The disastrous situation on Nazino Island ended for the Soviet authorities at the beginning of June when the settlement was dissolved and the surviving 2,856 deported were transferred to a smaller settlement on the other side of the Nazina River, so that 157 deportees could not be relocated from the island for health reasons. The settlement was dissolved and several hundred more of the deportees died during the transfer. About 6,000 people were sent to the island by the Soviet Union to set up a special settlement.
During a period of thirteen weeks, between 1,500 and 2,000 of the 6,000 deportees and settlers who were supposed to be on the island of Nazino also known as cannibal island died of hunger, exposure, disease, murder or accidental death. Among the dead are people who died or disappeared during their transport to the island. Another 2000 settlers disappeared and their whereabouts are unknown.

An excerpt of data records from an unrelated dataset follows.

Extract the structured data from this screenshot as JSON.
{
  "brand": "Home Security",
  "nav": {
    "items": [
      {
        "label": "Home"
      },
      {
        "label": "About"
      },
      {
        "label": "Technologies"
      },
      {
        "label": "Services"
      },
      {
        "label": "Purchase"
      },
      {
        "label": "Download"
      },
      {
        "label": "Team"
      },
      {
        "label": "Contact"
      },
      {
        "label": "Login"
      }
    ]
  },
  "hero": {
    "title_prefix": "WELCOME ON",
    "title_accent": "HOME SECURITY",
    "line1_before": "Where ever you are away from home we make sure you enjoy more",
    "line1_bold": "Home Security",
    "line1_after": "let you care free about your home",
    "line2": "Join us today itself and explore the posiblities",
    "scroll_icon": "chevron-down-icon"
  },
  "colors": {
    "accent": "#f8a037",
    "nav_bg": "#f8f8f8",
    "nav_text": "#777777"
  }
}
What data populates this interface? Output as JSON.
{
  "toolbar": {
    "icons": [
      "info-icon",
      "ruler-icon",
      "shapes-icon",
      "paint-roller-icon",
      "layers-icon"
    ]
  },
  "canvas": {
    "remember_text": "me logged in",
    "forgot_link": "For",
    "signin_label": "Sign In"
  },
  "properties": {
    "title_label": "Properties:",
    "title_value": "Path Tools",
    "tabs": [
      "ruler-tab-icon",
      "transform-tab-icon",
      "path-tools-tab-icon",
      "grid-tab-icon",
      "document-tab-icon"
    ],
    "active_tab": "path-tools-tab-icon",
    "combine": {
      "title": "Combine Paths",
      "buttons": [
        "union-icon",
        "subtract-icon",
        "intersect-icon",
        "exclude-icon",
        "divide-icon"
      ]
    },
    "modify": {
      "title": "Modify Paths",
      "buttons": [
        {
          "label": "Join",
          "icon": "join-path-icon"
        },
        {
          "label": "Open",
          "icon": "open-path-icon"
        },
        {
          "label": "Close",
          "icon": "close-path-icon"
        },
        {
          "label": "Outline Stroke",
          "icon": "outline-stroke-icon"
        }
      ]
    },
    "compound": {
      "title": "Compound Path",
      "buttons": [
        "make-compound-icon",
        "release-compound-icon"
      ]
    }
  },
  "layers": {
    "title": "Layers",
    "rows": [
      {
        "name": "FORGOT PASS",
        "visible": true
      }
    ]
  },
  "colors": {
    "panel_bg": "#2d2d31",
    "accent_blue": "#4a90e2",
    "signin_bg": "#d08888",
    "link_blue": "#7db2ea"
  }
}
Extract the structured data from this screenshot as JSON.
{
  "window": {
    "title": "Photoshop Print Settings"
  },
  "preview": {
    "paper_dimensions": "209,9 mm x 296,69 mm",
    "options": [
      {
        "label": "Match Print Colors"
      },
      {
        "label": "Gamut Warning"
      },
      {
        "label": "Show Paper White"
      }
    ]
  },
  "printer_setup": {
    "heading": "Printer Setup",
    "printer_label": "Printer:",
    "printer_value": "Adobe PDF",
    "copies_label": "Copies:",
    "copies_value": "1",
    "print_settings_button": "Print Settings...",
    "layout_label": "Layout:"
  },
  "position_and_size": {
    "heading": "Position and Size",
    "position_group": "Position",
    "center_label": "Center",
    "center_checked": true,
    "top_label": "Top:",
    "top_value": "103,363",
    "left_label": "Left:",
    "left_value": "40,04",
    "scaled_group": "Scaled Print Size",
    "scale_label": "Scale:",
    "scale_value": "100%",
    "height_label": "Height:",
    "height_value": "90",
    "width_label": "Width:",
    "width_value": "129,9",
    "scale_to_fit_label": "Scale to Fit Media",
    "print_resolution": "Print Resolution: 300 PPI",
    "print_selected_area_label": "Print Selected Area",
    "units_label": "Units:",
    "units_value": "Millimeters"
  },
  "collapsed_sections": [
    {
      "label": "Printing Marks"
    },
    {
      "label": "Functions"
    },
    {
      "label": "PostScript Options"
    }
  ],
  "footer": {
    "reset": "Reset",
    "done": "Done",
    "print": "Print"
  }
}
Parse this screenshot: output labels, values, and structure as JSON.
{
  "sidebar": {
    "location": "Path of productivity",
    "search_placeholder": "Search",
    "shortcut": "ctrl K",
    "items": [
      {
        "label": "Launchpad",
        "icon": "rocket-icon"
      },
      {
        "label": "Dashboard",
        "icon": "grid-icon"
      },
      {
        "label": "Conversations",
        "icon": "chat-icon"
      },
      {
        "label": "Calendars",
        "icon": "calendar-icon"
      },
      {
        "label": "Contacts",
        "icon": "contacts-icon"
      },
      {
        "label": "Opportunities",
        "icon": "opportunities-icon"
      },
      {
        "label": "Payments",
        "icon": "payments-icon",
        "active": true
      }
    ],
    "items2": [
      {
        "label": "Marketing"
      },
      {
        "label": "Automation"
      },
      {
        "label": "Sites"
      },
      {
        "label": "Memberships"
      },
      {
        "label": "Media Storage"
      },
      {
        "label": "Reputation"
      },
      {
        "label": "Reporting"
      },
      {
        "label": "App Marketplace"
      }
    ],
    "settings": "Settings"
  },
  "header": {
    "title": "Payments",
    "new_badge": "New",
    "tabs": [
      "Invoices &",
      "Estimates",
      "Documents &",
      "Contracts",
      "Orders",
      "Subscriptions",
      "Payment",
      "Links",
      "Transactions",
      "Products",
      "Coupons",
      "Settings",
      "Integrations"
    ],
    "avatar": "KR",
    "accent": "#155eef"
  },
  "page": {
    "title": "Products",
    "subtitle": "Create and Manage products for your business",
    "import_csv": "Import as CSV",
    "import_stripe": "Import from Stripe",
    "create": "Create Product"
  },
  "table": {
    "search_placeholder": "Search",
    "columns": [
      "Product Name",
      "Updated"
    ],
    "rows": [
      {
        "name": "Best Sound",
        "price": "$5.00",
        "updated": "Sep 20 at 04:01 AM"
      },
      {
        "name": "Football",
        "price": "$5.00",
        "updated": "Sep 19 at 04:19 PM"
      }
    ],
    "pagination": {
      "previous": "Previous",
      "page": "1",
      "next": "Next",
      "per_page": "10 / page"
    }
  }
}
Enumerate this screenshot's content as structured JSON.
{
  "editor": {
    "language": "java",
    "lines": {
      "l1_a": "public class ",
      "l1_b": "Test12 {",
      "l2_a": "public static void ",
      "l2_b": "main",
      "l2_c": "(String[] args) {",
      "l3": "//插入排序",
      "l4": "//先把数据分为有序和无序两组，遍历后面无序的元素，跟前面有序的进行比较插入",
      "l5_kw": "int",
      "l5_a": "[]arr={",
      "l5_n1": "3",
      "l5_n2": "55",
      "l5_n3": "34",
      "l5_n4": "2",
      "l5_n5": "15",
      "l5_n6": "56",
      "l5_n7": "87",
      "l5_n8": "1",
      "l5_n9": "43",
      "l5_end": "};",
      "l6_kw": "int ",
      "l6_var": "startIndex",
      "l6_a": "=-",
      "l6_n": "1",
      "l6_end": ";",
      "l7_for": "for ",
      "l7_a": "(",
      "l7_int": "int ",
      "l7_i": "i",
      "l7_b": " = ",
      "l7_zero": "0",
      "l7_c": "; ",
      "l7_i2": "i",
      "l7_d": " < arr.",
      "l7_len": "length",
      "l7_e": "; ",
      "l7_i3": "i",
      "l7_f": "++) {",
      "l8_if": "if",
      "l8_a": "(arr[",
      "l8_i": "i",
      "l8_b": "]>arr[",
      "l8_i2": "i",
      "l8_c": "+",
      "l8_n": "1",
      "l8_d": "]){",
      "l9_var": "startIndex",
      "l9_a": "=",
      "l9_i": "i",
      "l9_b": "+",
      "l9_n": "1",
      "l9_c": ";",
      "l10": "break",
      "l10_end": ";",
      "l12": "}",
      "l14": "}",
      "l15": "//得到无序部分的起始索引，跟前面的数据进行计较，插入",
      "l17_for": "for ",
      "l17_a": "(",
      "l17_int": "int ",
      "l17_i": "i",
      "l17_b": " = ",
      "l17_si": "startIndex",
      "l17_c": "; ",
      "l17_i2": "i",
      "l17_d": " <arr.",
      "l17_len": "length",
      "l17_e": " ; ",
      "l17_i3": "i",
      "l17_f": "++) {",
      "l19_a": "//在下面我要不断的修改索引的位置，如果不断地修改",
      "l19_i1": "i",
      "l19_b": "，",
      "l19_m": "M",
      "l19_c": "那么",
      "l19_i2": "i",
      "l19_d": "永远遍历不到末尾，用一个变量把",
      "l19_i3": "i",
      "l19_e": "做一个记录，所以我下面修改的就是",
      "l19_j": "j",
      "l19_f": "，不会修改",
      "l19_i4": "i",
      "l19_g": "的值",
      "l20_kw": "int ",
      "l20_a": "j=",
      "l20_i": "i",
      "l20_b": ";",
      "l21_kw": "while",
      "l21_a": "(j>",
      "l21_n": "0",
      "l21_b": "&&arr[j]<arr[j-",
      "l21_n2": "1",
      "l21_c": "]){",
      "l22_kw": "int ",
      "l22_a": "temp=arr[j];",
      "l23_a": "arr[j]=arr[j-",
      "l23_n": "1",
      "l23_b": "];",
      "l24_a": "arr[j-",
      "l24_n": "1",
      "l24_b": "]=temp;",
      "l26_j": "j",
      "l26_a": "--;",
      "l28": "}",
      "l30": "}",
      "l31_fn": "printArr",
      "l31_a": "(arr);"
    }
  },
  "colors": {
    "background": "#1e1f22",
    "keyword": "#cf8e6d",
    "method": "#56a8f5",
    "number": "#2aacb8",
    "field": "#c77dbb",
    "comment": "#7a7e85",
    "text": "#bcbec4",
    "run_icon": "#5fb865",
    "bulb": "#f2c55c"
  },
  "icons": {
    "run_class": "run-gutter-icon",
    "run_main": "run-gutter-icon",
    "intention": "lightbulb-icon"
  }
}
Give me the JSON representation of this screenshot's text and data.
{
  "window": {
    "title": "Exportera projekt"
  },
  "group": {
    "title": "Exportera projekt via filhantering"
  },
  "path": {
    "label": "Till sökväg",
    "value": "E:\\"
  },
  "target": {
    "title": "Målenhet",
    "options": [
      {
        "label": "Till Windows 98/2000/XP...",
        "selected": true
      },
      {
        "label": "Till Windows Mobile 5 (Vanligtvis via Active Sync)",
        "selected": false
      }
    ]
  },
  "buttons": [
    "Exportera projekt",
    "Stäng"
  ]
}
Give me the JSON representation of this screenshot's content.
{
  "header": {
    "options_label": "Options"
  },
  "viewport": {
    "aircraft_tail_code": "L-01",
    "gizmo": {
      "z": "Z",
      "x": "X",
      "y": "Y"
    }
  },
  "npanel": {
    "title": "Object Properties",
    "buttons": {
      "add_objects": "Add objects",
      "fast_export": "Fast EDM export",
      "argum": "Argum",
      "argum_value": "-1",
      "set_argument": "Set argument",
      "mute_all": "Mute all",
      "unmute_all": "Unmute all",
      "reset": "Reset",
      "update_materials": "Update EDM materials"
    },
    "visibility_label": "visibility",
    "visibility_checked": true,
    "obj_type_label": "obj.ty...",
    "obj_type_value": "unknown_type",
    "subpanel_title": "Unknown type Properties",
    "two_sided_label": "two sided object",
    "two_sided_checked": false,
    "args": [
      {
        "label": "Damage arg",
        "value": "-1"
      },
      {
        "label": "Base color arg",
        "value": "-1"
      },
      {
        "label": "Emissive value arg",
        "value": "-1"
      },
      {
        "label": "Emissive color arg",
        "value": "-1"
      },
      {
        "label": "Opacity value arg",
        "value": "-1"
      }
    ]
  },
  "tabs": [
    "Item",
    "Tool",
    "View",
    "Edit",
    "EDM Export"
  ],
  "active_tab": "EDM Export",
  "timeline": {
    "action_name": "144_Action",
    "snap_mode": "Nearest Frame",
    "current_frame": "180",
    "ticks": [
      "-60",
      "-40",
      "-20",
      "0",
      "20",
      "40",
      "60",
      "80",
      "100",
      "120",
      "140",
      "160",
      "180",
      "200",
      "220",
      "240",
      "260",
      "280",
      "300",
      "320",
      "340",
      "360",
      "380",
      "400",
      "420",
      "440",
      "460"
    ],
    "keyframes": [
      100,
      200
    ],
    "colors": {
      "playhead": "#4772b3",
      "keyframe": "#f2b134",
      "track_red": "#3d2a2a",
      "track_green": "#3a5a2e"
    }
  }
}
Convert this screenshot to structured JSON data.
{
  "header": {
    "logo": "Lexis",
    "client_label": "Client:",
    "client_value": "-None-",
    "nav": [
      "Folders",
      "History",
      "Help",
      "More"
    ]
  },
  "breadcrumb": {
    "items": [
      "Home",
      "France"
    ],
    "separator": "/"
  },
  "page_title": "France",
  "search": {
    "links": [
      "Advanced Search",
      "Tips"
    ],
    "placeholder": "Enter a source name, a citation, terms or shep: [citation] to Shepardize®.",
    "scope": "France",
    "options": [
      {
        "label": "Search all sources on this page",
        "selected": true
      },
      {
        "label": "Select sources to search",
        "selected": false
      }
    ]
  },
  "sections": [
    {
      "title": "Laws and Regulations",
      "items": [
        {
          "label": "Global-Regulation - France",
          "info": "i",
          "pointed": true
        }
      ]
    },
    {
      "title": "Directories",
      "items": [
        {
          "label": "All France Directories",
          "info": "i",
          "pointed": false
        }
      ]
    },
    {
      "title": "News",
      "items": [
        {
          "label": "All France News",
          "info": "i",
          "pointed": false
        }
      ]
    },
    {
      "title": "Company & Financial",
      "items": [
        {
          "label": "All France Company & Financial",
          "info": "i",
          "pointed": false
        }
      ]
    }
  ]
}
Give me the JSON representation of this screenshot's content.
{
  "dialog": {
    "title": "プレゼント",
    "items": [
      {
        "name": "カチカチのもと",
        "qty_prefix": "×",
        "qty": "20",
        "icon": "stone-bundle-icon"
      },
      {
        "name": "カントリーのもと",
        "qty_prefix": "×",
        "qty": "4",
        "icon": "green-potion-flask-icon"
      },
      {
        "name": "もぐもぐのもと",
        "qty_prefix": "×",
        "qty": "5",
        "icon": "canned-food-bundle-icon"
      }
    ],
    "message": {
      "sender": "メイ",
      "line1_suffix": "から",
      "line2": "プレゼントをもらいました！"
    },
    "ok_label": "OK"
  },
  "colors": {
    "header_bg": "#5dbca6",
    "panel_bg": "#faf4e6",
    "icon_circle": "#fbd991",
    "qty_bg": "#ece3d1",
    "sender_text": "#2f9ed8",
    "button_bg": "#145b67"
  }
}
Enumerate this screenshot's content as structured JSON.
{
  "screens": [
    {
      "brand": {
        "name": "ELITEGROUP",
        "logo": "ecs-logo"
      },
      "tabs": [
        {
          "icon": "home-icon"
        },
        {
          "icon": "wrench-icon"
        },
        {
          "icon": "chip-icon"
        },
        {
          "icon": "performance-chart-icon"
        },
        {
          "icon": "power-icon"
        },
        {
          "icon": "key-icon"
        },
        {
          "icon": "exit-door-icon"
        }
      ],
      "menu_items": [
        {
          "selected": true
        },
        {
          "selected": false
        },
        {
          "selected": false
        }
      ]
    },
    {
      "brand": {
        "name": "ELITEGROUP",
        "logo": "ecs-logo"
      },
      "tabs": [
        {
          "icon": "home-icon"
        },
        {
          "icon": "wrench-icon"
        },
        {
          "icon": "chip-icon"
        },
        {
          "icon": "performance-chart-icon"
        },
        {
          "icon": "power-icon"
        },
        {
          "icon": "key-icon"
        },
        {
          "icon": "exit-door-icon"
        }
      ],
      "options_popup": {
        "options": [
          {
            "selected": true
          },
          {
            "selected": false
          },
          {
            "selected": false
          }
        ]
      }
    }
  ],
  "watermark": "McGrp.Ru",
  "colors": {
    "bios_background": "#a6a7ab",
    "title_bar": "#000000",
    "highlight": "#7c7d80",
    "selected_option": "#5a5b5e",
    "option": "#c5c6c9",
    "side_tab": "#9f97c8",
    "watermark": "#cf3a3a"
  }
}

At the beginning of June, 2,856 deportees were transferred to a small settlement on the other side of the Nazina River, so that 157 deportees could not be brought to the island of Nazino for health reasons. In early July, the authorities built a new settlement employing undeported workers, and 250 Nazino settlers were moved to the new settlement. Several hundred deportees died during the transfer, 1,500 to 2,000 deportees on the island and hundreds of refugees disappeared.
Between March and July 1933, more than 90,000 Soviet citizens were reportedly deported from other parts of the Soviet Union, mainly from the Moscow and Leningrad regions. The vast majority of them were sent to Tomsk transit camps and farms, but more than 6,000 of them, known as “obsolete elements” were sent to the island of Nazino, a small, isolated area of West Siberia where the Ob and Nazina rivers converge. Two thousand of them were criminals sent to the island to relieve the Soviet prison system.
Between March and July 1933, 85,937 people living in Moscow were arrested and deported for not having a passport, and 4,776 people living in Leningrad were also deported. Those arrested in connection with the purge of Moscow on 1 May 1933, the May Day, were deported to the Tomsk transit camp, where many were taken to the island of Nazino. By the time the barge arrived, 27 deportees had already succumbed to hunger and poor conditions. The rest of the people were unloaded on the island of Nazino, a swampy patch of land three kilometres long and six hundred metres wide between two mighty rivers, which provided them with flour, leaves and other tools and supplies. The following day, twelve hundred more deportees were brought to the island, along with additional rations and equipment.
The first reports of cannibalism came three days after the deportees landed from the barren island, and the Soviet authorities, despite known illnesses and famines, allowed more and more people onto the island. The agreement lasted only a month before the Soviets pulled the plug and removed the deportees who were strong enough to walk. As Werth points out, central and local officials who knew that the social undesirables imposed by the entire Soviet Union on their provinces in Western Siberia were ultimately powerless to stop the flow of deportees.
Instead of the masses of social undesirables who were sent to the Urals in 1933, Werth concentrates on the 6,200 who were left to their own devices on the remote island of Ob near the village of Nazino. According to personnel records excavated by Werth, the deportees included a party member who was found with his party ID on the street, a document worker who had bought cigarettes with his invalid passport number, a 103-year-old man, the pregnant wife of a naval officer who had her passport in her hand when arrested and a 12-year-old girl who was waiting at the station for her mother to buy bread. The guards sent to deported recruits lacked uniforms, training, or shoes. Chaos broke out when guards sent with the deportees tried to distribute flour to them. The unloading of the deportees on an isolated, swampy island with little supplies did not proceed smoothly.
Every year, a small group of locals travel to Nazinsky Island in the middle of Ob River from Tomsk to lay a wreath on the foot of a wooden cross. It is a gesture of remembrance for the victims of the terrible events that took place there in the summer of 1933, and their dedication to this event is part of an effort to remind their Russian compatriots that an experiment in social engineering and self-sufficiency went horribly wrong, that many of the settlers were lured by Soviet authorities, and that Joseph Stalin’s brutal excesses were downplayed by the current Russian leadership, which favors a more conciliatory historical interpretation of the last three decades of rule. Eighty-five years ago, in May of this year, a small fleet of wooden barges carrying 3,000 settlers arrived on the island to set up a special settlement for them in a small corner of Stalin’s gulag, a network of labor camps that stretched across the Soviet Union, where millions of people were oppressed and killed.